Maureen Carroll (BSR Balsdon Fellow 2008, Hugh Last Fellow 2016) has been awarded a Leverhulme Trust award to conduct research on her new project in 2023/2024. The project, Dress and Identity in Early Roman Southwest Italy, investigates the interconnected relationship between clothing, ethnic identity, and social status among population groups in southern Italy in the 4th century BC, a time of political and cultural tensions in the region triggered by Rome’s aggressive expansion of its territorial control.
The main focus of this study are figural wall paintings in the tombs of individuals and families of elite status in Campania and Lucania. These portraits of people are our window on the dress behaviour of indigenous populations for which no written testimony survives. Figural images on contemporary painted ceramic vases, as well as surviving dress accessories in grave assemblages, provide further insight. The project also tracks transformations in identity signalling through dress, moving from various, distinct ‘Italic’ ethnic identities to a standardised Roman cultural identity by the early 3rd century B.C. This part of Italy, with its ethnic diversity, is an ideal place for thinking about the complexities of cultural identity and exploring how people in this period expressed their identities not just through language and material culture, but also physically through distinctive clothing. During the course of the project, Maureen will be studying various collections of material in museums in southwest Italy and utilising the research library at the BSR.

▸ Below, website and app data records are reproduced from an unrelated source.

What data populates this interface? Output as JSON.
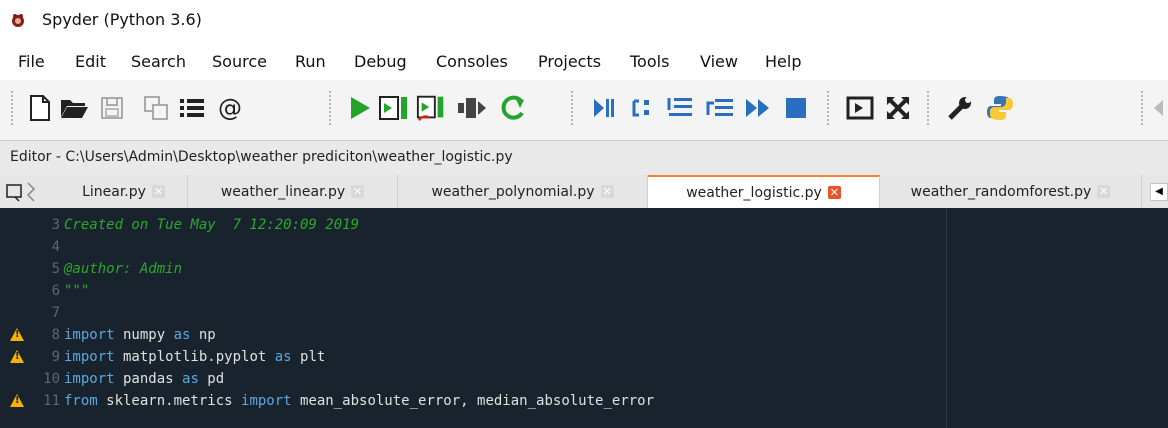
{
  "window": {
    "title": "Spyder (Python 3.6)"
  },
  "menu": [
    "File",
    "Edit",
    "Search",
    "Source",
    "Run",
    "Debug",
    "Consoles",
    "Projects",
    "Tools",
    "View",
    "Help"
  ],
  "toolbar": {
    "icons": [
      "new-file-icon",
      "open-folder-icon",
      "save-icon",
      "save-all-icon",
      "list-icon",
      "at-icon",
      "run-icon",
      "run-cell-icon",
      "run-cell-advance-icon",
      "run-selection-icon",
      "rerun-icon",
      "debug-icon",
      "step-icon",
      "step-into-icon",
      "step-return-icon",
      "continue-icon",
      "stop-icon",
      "maximize-pane-icon",
      "fullscreen-icon",
      "preferences-icon",
      "python-path-icon"
    ]
  },
  "editor": {
    "path": "Editor - C:\\Users\\Admin\\Desktop\\weather prediciton\\weather_logistic.py",
    "tabs": [
      {
        "label": "Linear.py",
        "active": false
      },
      {
        "label": "weather_linear.py",
        "active": false
      },
      {
        "label": "weather_polynomial.py",
        "active": false
      },
      {
        "label": "weather_logistic.py",
        "active": true
      },
      {
        "label": "weather_randomforest.py",
        "active": false
      }
    ],
    "lines": [
      {
        "num": "3",
        "warn": false,
        "tokens": [
          {
            "t": "Created on Tue May  7 12:20:09 2019",
            "c": "comment"
          }
        ]
      },
      {
        "num": "4",
        "warn": false,
        "tokens": []
      },
      {
        "num": "5",
        "warn": false,
        "tokens": [
          {
            "t": "@author: Admin",
            "c": "comment"
          }
        ]
      },
      {
        "num": "6",
        "warn": false,
        "tokens": [
          {
            "t": "\"\"\"",
            "c": "comment"
          }
        ]
      },
      {
        "num": "7",
        "warn": false,
        "tokens": []
      },
      {
        "num": "8",
        "warn": true,
        "tokens": [
          {
            "t": "import",
            "c": "kw"
          },
          {
            "t": " numpy ",
            "c": "plain"
          },
          {
            "t": "as",
            "c": "kw"
          },
          {
            "t": " np",
            "c": "plain"
          }
        ]
      },
      {
        "num": "9",
        "warn": true,
        "tokens": [
          {
            "t": "import",
            "c": "kw"
          },
          {
            "t": " matplotlib.pyplot ",
            "c": "plain"
          },
          {
            "t": "as",
            "c": "kw"
          },
          {
            "t": " plt",
            "c": "plain"
          }
        ]
      },
      {
        "num": "10",
        "warn": false,
        "tokens": [
          {
            "t": "import",
            "c": "kw"
          },
          {
            "t": " pandas ",
            "c": "plain"
          },
          {
            "t": "as",
            "c": "kw"
          },
          {
            "t": " pd",
            "c": "plain"
          }
        ]
      },
      {
        "num": "11",
        "warn": true,
        "tokens": [
          {
            "t": "from",
            "c": "kw"
          },
          {
            "t": " sklearn.metrics ",
            "c": "plain"
          },
          {
            "t": "import",
            "c": "kw"
          },
          {
            "t": " mean_absolute_error, median_absolute_error",
            "c": "plain"
          }
        ]
      }
    ]
  }
}
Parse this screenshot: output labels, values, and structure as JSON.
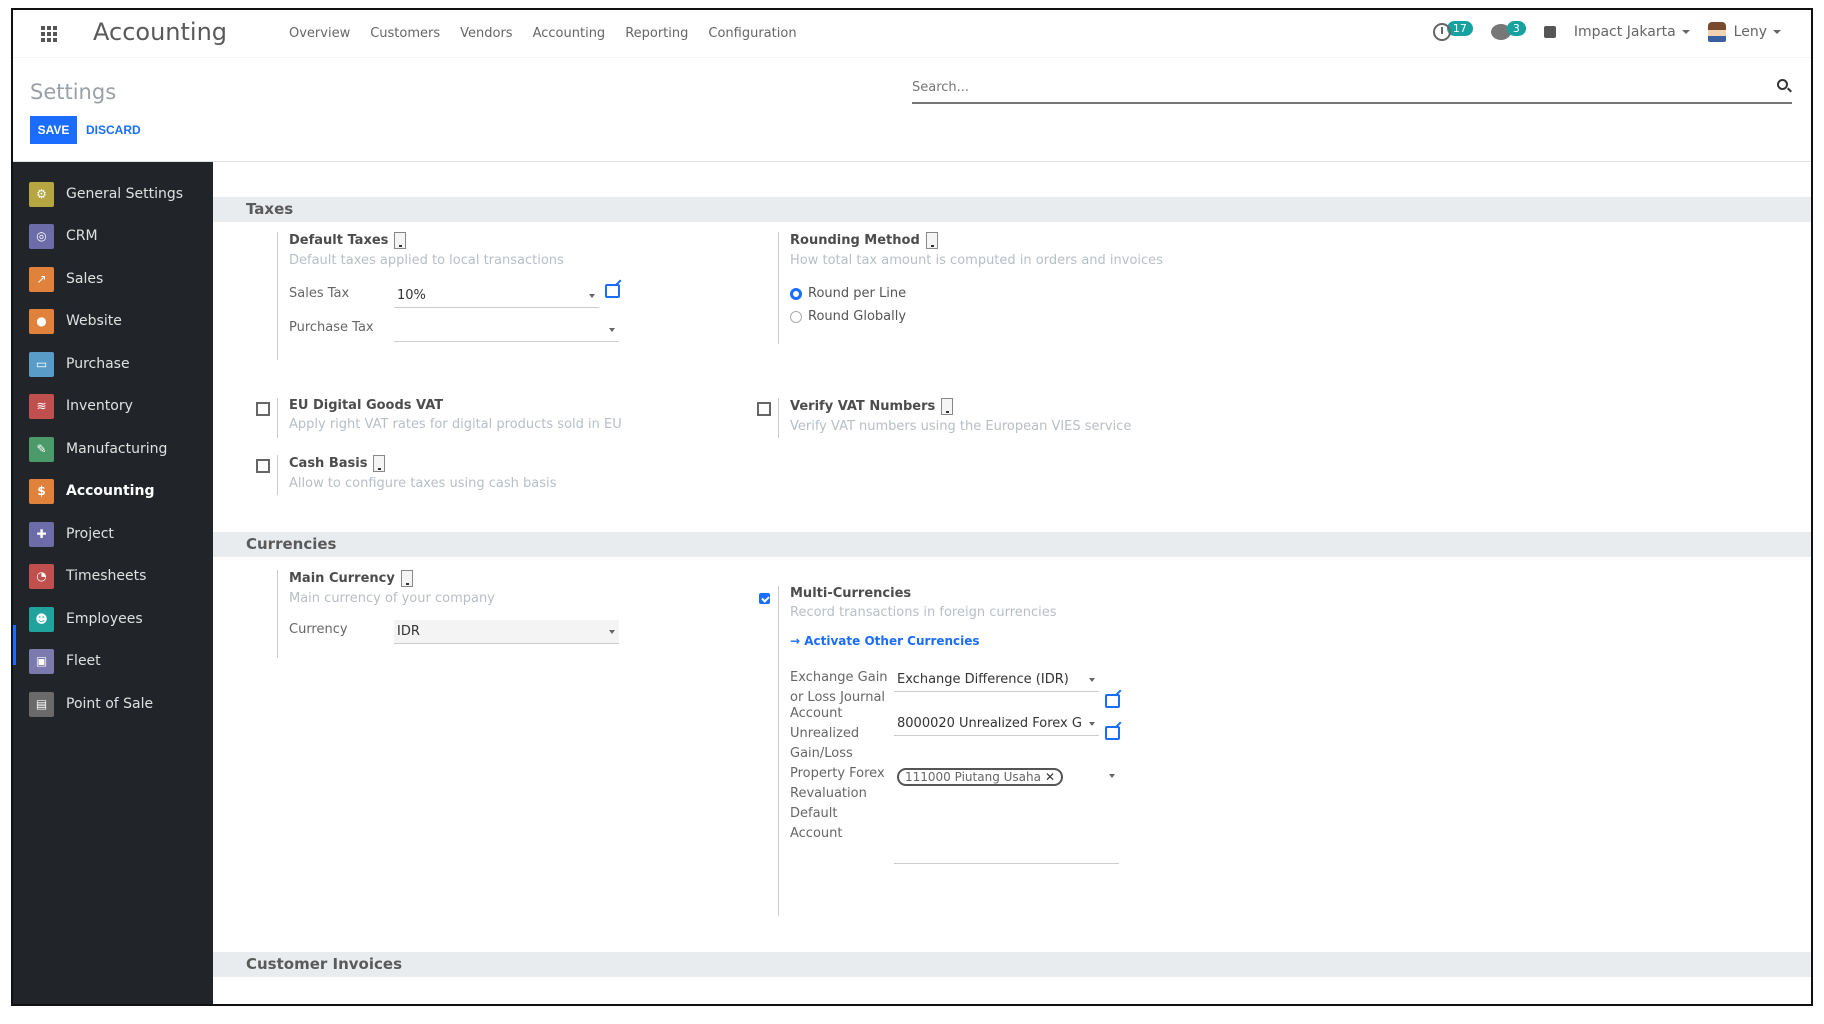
{
  "navbar": {
    "app_title": "Accounting",
    "menu": [
      "Overview",
      "Customers",
      "Vendors",
      "Accounting",
      "Reporting",
      "Configuration"
    ],
    "activity_count": "17",
    "messages_count": "3",
    "company": "Impact Jakarta",
    "user": "Leny"
  },
  "control_panel": {
    "title": "Settings",
    "save_label": "SAVE",
    "discard_label": "DISCARD",
    "search_placeholder": "Search..."
  },
  "sidebar": {
    "items": [
      {
        "label": "General Settings",
        "icon": "gear-icon",
        "color": "#b5a642"
      },
      {
        "label": "CRM",
        "icon": "handshake-icon",
        "color": "#6c6ca8"
      },
      {
        "label": "Sales",
        "icon": "chart-icon",
        "color": "#e0823c"
      },
      {
        "label": "Website",
        "icon": "globe-icon",
        "color": "#e0823c"
      },
      {
        "label": "Purchase",
        "icon": "card-icon",
        "color": "#5a9cc8"
      },
      {
        "label": "Inventory",
        "icon": "box-icon",
        "color": "#c0504d"
      },
      {
        "label": "Manufacturing",
        "icon": "wrench-icon",
        "color": "#4c9a6a"
      },
      {
        "label": "Accounting",
        "icon": "invoice-icon",
        "color": "#e0823c"
      },
      {
        "label": "Project",
        "icon": "puzzle-icon",
        "color": "#6c6ca8"
      },
      {
        "label": "Timesheets",
        "icon": "stopwatch-icon",
        "color": "#c0504d"
      },
      {
        "label": "Employees",
        "icon": "users-icon",
        "color": "#1fa39c"
      },
      {
        "label": "Fleet",
        "icon": "car-icon",
        "color": "#7a7aae"
      },
      {
        "label": "Point of Sale",
        "icon": "store-icon",
        "color": "#6a6a6a"
      }
    ],
    "active": "Accounting"
  },
  "sections": {
    "taxes": {
      "title": "Taxes",
      "default_taxes": {
        "title": "Default Taxes",
        "desc": "Default taxes applied to local transactions",
        "sales_tax_label": "Sales Tax",
        "sales_tax_value": "10%",
        "purchase_tax_label": "Purchase Tax",
        "purchase_tax_value": ""
      },
      "rounding": {
        "title": "Rounding Method",
        "desc": "How total tax amount is computed in orders and invoices",
        "options": [
          "Round per Line",
          "Round Globally"
        ],
        "selected": "Round per Line"
      },
      "eu_digital": {
        "title": "EU Digital Goods VAT",
        "desc": "Apply right VAT rates for digital products sold in EU",
        "checked": false
      },
      "verify_vat": {
        "title": "Verify VAT Numbers",
        "desc": "Verify VAT numbers using the European VIES service",
        "checked": false
      },
      "cash_basis": {
        "title": "Cash Basis",
        "desc": "Allow to configure taxes using cash basis",
        "checked": false
      }
    },
    "currencies": {
      "title": "Currencies",
      "main_currency": {
        "title": "Main Currency",
        "desc": "Main currency of your company",
        "currency_label": "Currency",
        "currency_value": "IDR"
      },
      "multi": {
        "title": "Multi-Currencies",
        "desc": "Record transactions in foreign currencies",
        "checked": true,
        "activate_link": "Activate Other Currencies",
        "journal_label": "Exchange Gain or Loss Journal",
        "journal_value": "Exchange Difference (IDR)",
        "account_label": "Account Unrealized Gain/Loss",
        "account_value": "8000020 Unrealized Forex G",
        "property_label": "Property Forex Revaluation Default Account",
        "property_tag": "111000 Piutang Usaha"
      }
    },
    "customer_invoices": {
      "title": "Customer Invoices"
    }
  }
}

Maureen Carroll is Chair in Roman Archaeology at the University of York.
Image: Tomb painting from Cumae, 4th c. B.C. (Photo agefotostock).

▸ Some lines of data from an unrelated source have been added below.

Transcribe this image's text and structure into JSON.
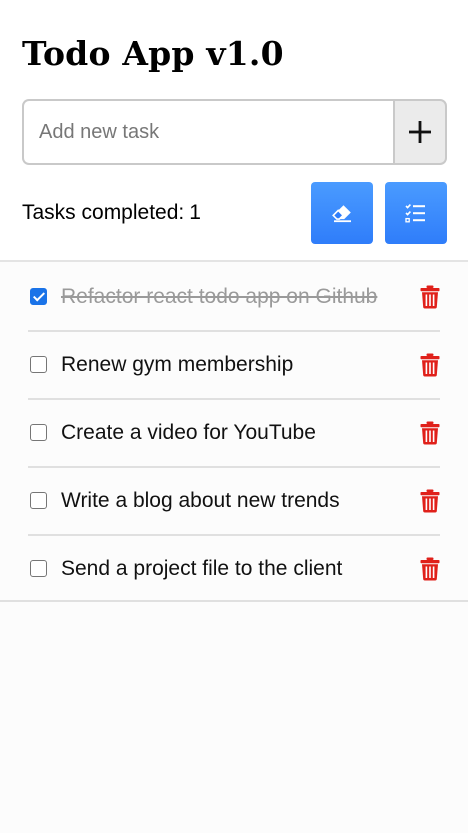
{
  "app": {
    "title": "Todo App v1.0"
  },
  "add": {
    "placeholder": "Add new task",
    "button_icon": "plus-icon"
  },
  "status": {
    "label": "Tasks completed:",
    "count": "1"
  },
  "actions": [
    {
      "name": "clear-completed-button",
      "icon": "eraser-icon"
    },
    {
      "name": "check-all-button",
      "icon": "checklist-icon"
    }
  ],
  "tasks": [
    {
      "text": "Refactor react todo app on Github",
      "completed": true
    },
    {
      "text": "Renew gym membership",
      "completed": false
    },
    {
      "text": "Create a video for YouTube",
      "completed": false
    },
    {
      "text": "Write a blog about new trends",
      "completed": false
    },
    {
      "text": "Send a project file to the client",
      "completed": false
    }
  ],
  "colors": {
    "accent": "#2f7dfa",
    "delete": "#e0201a",
    "checked": "#1a73e8"
  }
}
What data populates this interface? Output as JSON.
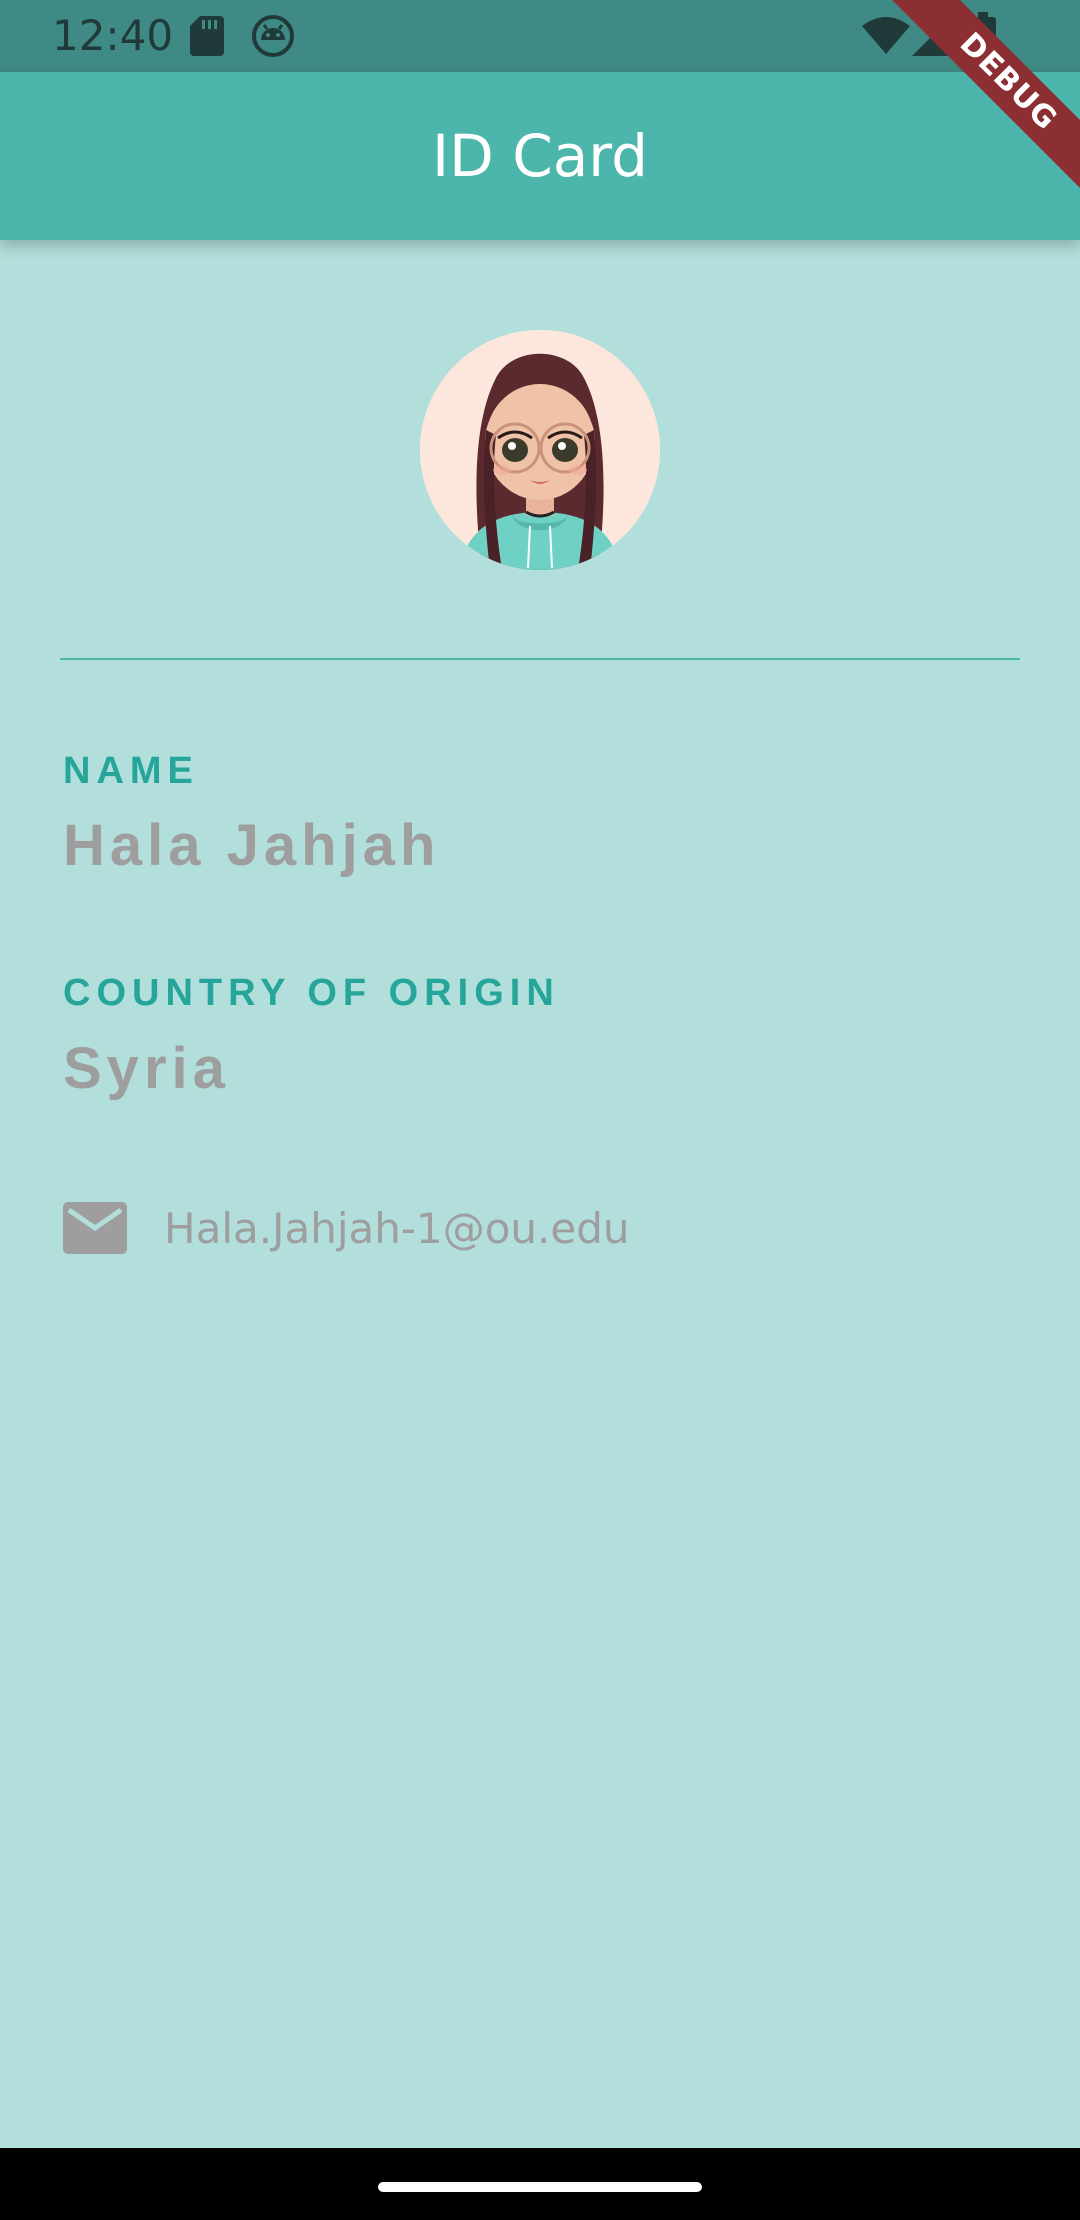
{
  "status_bar": {
    "time": "12:40",
    "icons": [
      "sd-card-icon",
      "android-debug-icon",
      "wifi-icon",
      "cell-signal-icon",
      "battery-icon"
    ]
  },
  "app_bar": {
    "title": "ID Card"
  },
  "debug_banner": {
    "label": "DEBUG"
  },
  "profile": {
    "avatar_icon": "avatar",
    "name_label": "NAME",
    "name_value": "Hala Jahjah",
    "country_label": "COUNTRY OF ORIGIN",
    "country_value": "Syria",
    "email_icon": "email-icon",
    "email": "Hala.Jahjah-1@ou.edu"
  },
  "colors": {
    "background": "#b2dfdb",
    "app_bar": "#4db6ac",
    "status_bar": "#3f8a84",
    "label": "#26a69a",
    "value": "#9e9e9e"
  }
}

Maureen has also recently published a new book which includes details of a project assisted by the BSR.
The Making of a Roman Imperial Estate. Archaeology in the vicus at Vagnari
This volume presents the excavations and analysis of material remains at Vagnari, which have enabled a detailed and precise phasing of this rural settlement in southeast Italy, both in the late Republican period in the 2nd and 1st centuries BC, when it was established on land leased from the Roman state after Rome’s conquest of the region, and in the early 1st century AD, when it became the hub (vicus) of a vast agricultural estate owned by the emperor himself.

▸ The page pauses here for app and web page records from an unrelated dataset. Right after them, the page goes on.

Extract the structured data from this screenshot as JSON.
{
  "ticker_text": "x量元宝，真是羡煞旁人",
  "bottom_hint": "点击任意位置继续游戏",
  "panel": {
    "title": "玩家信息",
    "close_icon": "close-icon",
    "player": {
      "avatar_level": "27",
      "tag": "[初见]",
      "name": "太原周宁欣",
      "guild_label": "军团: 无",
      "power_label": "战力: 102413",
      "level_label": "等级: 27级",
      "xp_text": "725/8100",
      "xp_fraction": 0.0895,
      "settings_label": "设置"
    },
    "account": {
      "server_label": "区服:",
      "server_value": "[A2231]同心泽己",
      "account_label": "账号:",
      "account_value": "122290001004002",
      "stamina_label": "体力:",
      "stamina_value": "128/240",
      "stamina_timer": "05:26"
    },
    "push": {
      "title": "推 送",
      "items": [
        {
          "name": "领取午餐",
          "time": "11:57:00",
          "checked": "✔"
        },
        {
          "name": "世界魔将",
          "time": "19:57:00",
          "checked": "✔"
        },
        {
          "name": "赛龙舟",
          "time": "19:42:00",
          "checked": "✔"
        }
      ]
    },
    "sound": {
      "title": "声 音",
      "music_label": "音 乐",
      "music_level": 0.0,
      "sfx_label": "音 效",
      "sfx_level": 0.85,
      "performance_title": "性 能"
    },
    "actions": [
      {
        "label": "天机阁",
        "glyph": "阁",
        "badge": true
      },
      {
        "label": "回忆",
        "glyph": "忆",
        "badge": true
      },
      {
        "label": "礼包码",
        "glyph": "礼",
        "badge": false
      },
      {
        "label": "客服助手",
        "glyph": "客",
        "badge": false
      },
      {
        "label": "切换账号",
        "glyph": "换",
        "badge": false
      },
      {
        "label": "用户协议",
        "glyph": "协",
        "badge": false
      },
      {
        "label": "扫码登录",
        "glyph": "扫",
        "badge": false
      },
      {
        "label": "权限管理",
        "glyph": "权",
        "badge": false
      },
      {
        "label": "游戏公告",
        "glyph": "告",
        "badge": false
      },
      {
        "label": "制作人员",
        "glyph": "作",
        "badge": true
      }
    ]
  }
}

The discussion of the 2012-2019 investigations includes an overview of all buildings and other features according to the phases of settlement to which they belong. Several chapters are devoted to specialist reports and discussions on all categories of the material culture and environmental material retrieved at Vagnari.
The book is published by Archaeopress (2022), edited and with contributions by Maureen Carroll. The project was funded by the British Academy, The Roman Society, The Rust Family Foundation, and was supported by the British School at Rome, the University of Sheffield, and the University of York.